Among the risks to societies and economies, aspects of food provision, transport, and access to nonrenewable resources are of great importance. Fisheries in the polar oceans support regional and global food security and are important for the economies of many countries around the world, but climate change alters Arctic and Antarctic marine habitats, and affects the ability of polar species and ecosystems to withstand or adapt to physical changes. This has consequences for where, when, and how many fish can be captured. Impacts will vary between regions, depending on the degree of climate change and the effectiveness of human responses. While management in some polar fisheries is among the most developed, scientists are exploring modifications to existing precautionary, ecosystem-based management approaches to increase the scope for adaptation to climate change impacts on marine ecosystems and fisheries.
New shipping routes through the Arctic offer cost savings because they are shorter than traditional passages via the Suez or Panama Canals. Ship traffic has already increased and is projected to become more feasible in the coming decades as further reductions in sea ice cover make Arctic routes more accessible.

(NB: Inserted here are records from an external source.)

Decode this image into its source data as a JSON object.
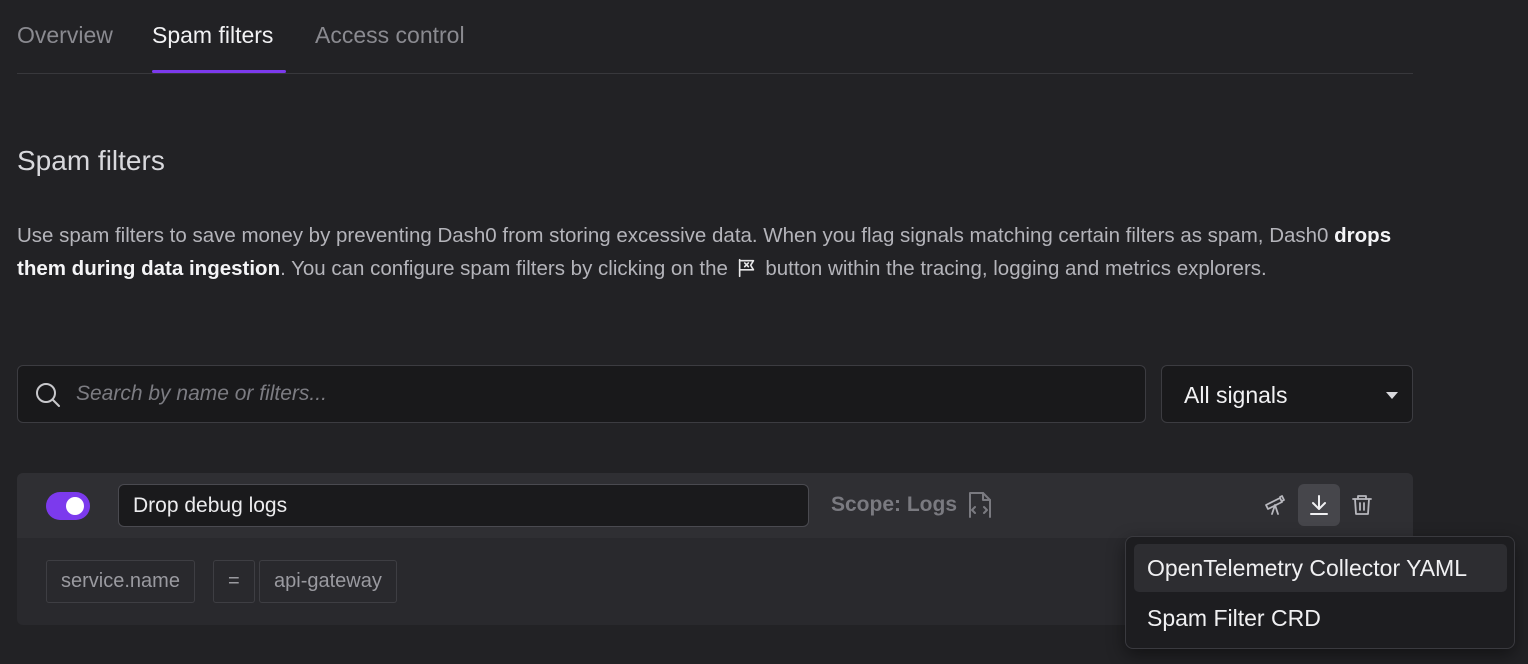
{
  "tabs": [
    {
      "label": "Overview",
      "active": false
    },
    {
      "label": "Spam filters",
      "active": true
    },
    {
      "label": "Access control",
      "active": false
    }
  ],
  "colors": {
    "accent": "#7c3aed",
    "background": "#222225"
  },
  "page": {
    "title": "Spam filters",
    "description": {
      "part1": "Use spam filters to save money by preventing Dash0 from storing excessive data. When you flag signals matching certain filters as spam, Dash0 ",
      "bold": "drops them during data ingestion",
      "part2": ". You can configure spam filters by clicking on the ",
      "icon": "flag-icon",
      "part3": " button within the tracing, logging and metrics explorers."
    }
  },
  "search": {
    "placeholder": "Search by name or filters...",
    "value": ""
  },
  "signal_select": {
    "selected": "All signals"
  },
  "filter": {
    "enabled": true,
    "name": "Drop debug logs",
    "scope_label": "Scope: Logs",
    "scope_icon": "file-code-icon",
    "actions": [
      "telescope-icon",
      "download-icon",
      "trash-icon"
    ],
    "condition": {
      "key": "service.name",
      "operator": "=",
      "value": "api-gateway"
    }
  },
  "download_menu": {
    "items": [
      {
        "label": "OpenTelemetry Collector YAML"
      },
      {
        "label": "Spam Filter CRD"
      }
    ]
  }
}
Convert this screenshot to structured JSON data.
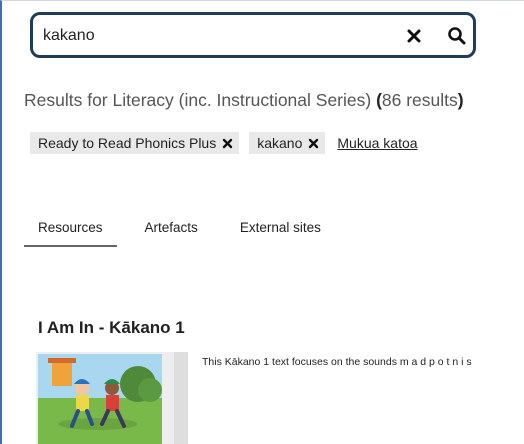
{
  "search": {
    "value": "kakano",
    "clear_icon": "close-icon",
    "search_icon": "search-icon"
  },
  "results": {
    "prefix": "Results for Literacy (inc. Instructional Series) ",
    "open_paren": "(",
    "count": "86 results",
    "close_paren": ")"
  },
  "filters": {
    "chips": [
      {
        "label": "Ready to Read Phonics Plus"
      },
      {
        "label": "kakano"
      }
    ],
    "clear_all": "Mukua katoa"
  },
  "tabs": [
    {
      "label": "Resources",
      "active": true
    },
    {
      "label": "Artefacts",
      "active": false
    },
    {
      "label": "External sites",
      "active": false
    }
  ],
  "result": {
    "title": "I Am In - Kākano 1",
    "description": "This Kākano 1 text focuses on the sounds m a d p o t n i s"
  },
  "colors": {
    "search_border": "#1f3d57",
    "chip_bg": "#e9e9e9",
    "frame_accent": "#3b6fb6"
  }
}
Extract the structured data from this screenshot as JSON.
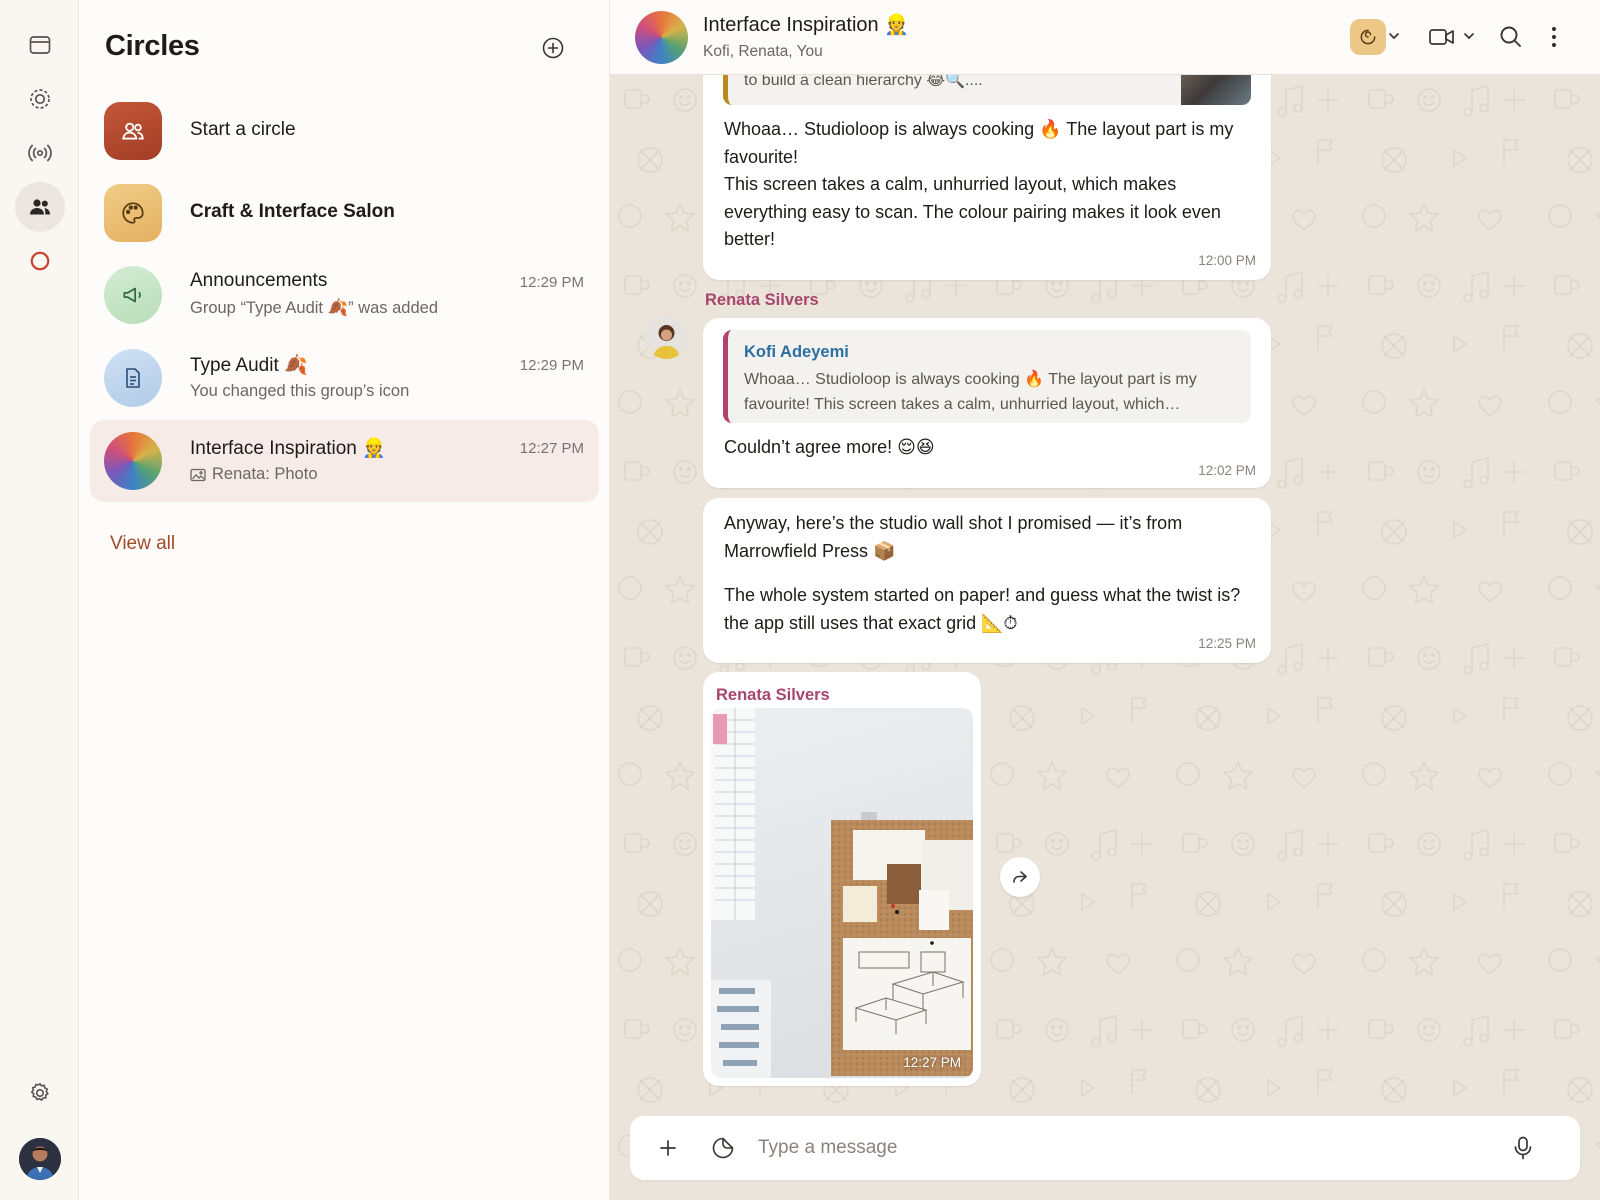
{
  "rail": {
    "items": [
      {
        "icon": "window-icon"
      },
      {
        "icon": "status-icon"
      },
      {
        "icon": "broadcast-icon"
      },
      {
        "icon": "people-icon",
        "active": true
      },
      {
        "icon": "ring-icon"
      }
    ],
    "settings_icon": "gear-icon"
  },
  "list": {
    "title": "Circles",
    "new_icon": "plus-circle-icon",
    "start": {
      "label": "Start a circle"
    },
    "salon": {
      "label": "Craft & Interface Salon"
    },
    "rows": [
      {
        "name": "Announcements",
        "sub": "Group “Type Audit 🍂” was added",
        "time": "12:29 PM"
      },
      {
        "name": "Type Audit 🍂",
        "sub": "You changed this group’s icon",
        "time": "12:29 PM"
      },
      {
        "name": "Interface Inspiration 👷",
        "sub": "Renata: Photo",
        "time": "12:27 PM"
      }
    ],
    "view_all": "View all"
  },
  "chat": {
    "title": "Interface Inspiration 👷",
    "members": "Kofi, Renata, You",
    "top_quote_fragment": "to build a clean hierarchy 😂🔍....",
    "msg1": {
      "p1": "Whoaa… Studioloop is always cooking 🔥 The layout part is my favourite!",
      "p2": "This screen takes a calm, unhurried layout, which makes everything easy to scan. The colour pairing makes it look even better!",
      "time": "12:00 PM"
    },
    "msg2": {
      "sender": "Renata Silvers",
      "quote_name": "Kofi Adeyemi",
      "quote_text": "Whoaa… Studioloop is always cooking 🔥 The layout part is my favourite! This screen takes a calm, unhurried layout, which…",
      "text": "Couldn’t agree more! 😌😆",
      "time": "12:02 PM"
    },
    "msg3": {
      "p1": "Anyway, here’s the studio wall shot I promised — it’s from Marrowfield Press 📦",
      "p2": "The whole system started on paper! and guess what the twist is? the app still uses that exact grid 📐⏱",
      "time": "12:25 PM"
    },
    "msg4": {
      "sender": "Renata Silvers",
      "time": "12:27 PM"
    },
    "composer": {
      "placeholder": "Type a message"
    }
  },
  "colors": {
    "accent": "#a14a28",
    "sender": "#a8456e",
    "quote_name": "#2b6fa3",
    "selected_row": "#f6ebe6",
    "chat_bg": "#ebe4da"
  }
}
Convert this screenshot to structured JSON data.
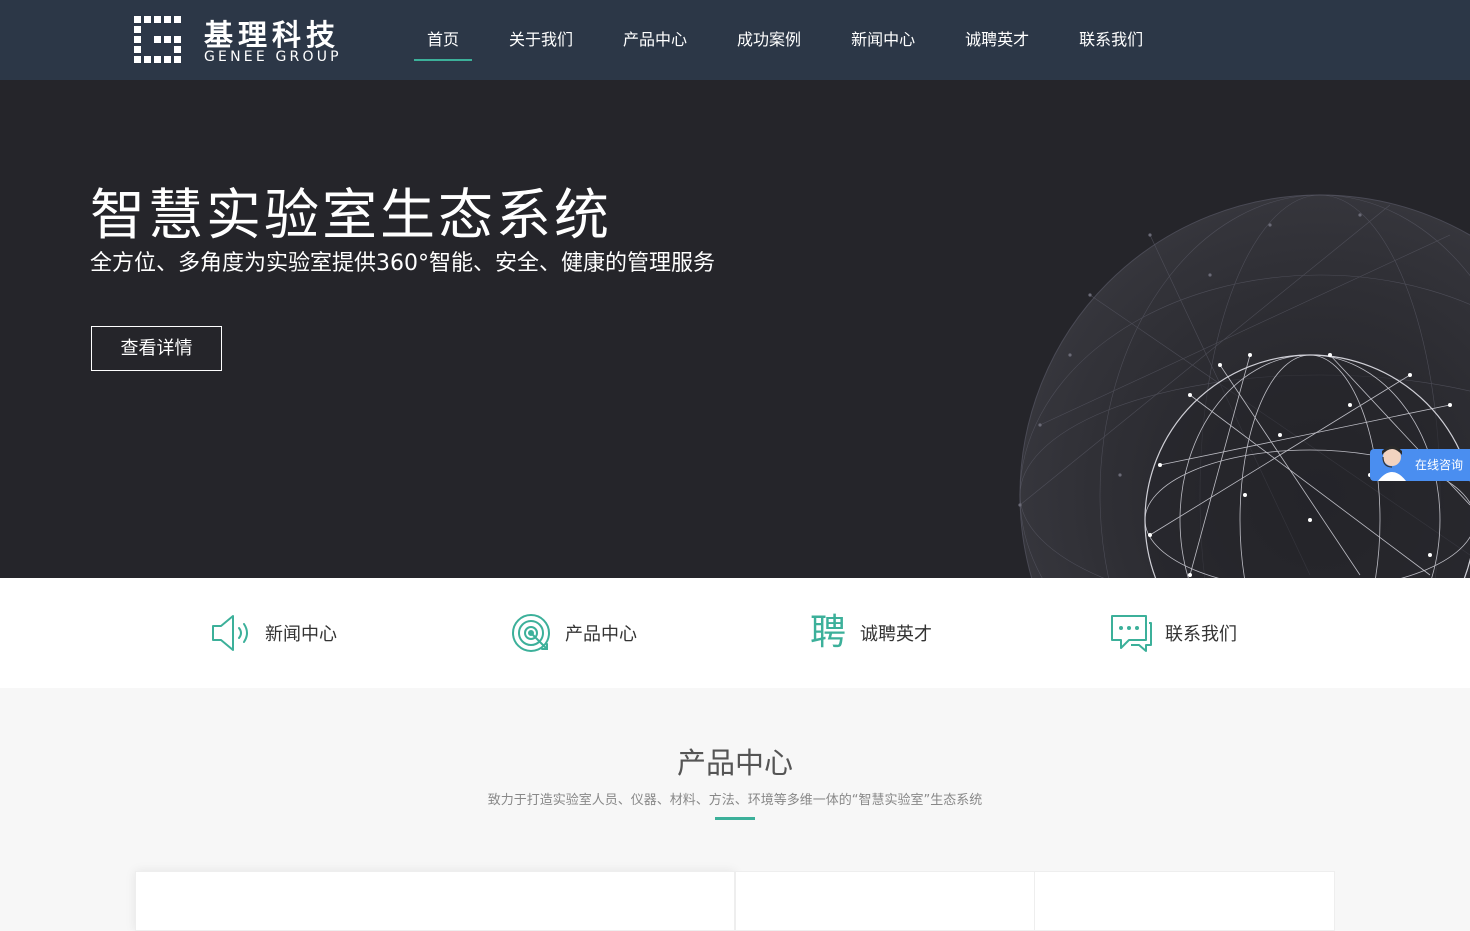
{
  "header": {
    "logo_cn": "基理科技",
    "logo_en": "GENEE GROUP",
    "nav": [
      {
        "label": "首页",
        "active": true
      },
      {
        "label": "关于我们",
        "active": false
      },
      {
        "label": "产品中心",
        "active": false
      },
      {
        "label": "成功案例",
        "active": false
      },
      {
        "label": "新闻中心",
        "active": false
      },
      {
        "label": "诚聘英才",
        "active": false
      },
      {
        "label": "联系我们",
        "active": false
      }
    ]
  },
  "hero": {
    "title": "智慧实验室生态系统",
    "subtitle": "全方位、多角度为实验室提供360°智能、安全、健康的管理服务",
    "button": "查看详情"
  },
  "consult": {
    "label": "在线咨询"
  },
  "quick_links": [
    {
      "icon": "speaker-icon",
      "label": "新闻中心"
    },
    {
      "icon": "target-icon",
      "label": "产品中心"
    },
    {
      "icon": "pin-char-icon",
      "glyph": "聘",
      "label": "诚聘英才"
    },
    {
      "icon": "chat-icon",
      "label": "联系我们"
    }
  ],
  "products": {
    "title": "产品中心",
    "subtitle": "致力于打造实验室人员、仪器、材料、方法、环境等多维一体的“智慧实验室”生态系统"
  },
  "colors": {
    "header_bg": "#2c3747",
    "hero_bg": "#25252a",
    "accent": "#3cb09a",
    "consult_bg": "#4a8ef0"
  }
}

Increased Arctic shipping has significant socio-economic and political implications for global trade, northern nations, and economies strongly linked to traditional shipping corridors, while also increasing environmental risk in the Arctic. Reduced Arctic sea ice cover allows greater access to offshore petroleum resources and ports supporting resource extraction on land.
The polar regions influence the global climate through a number of processes. As spring snow and summer sea ice cover decrease, more heat is absorbed at the surface. There is growing evidence that ongoing changes in the Arctic, primarily sea ice loss, can potentially influence mid-latitude weather. As temperatures increase in the Arctic, permafrost soils in northern regions store less carbon. The release of carbon dioxide and methane from the land to the atmosphere further contributes to global warming.
Melting ice sheets and glaciers in the polar regions cause sea levels to rise, affecting coastal regions and their large populations and economies. At present, the Greenland Ice Sheet and polar glaciers are contributing more to sea level rise than the Antarctic Ice Sheet. However, ice loss from the Antarctic Ice Sheet has continued to accelerate, driven primarily by increased melting of the underside of floating ice shelves, which has caused glaciers to flow faster. Even though it remains difficult to project the amount of ice loss from Antarctica after the second half of the 21st century, it is expected to contribute significantly to future sea level rise.
The Southern Ocean that surrounds Antarctica is the main region globally where waters at depth rise to the surface. Here, they become transformed into cold, dense waters that sink back to the deep ocean, storing significant amounts of human-produced heat and dissolved carbon for decades to centuries or longer, and helping to slow the rate of global warming in the atmosphere. Future changes in the strength of this ocean circulation can so far only be projected with limited certainty.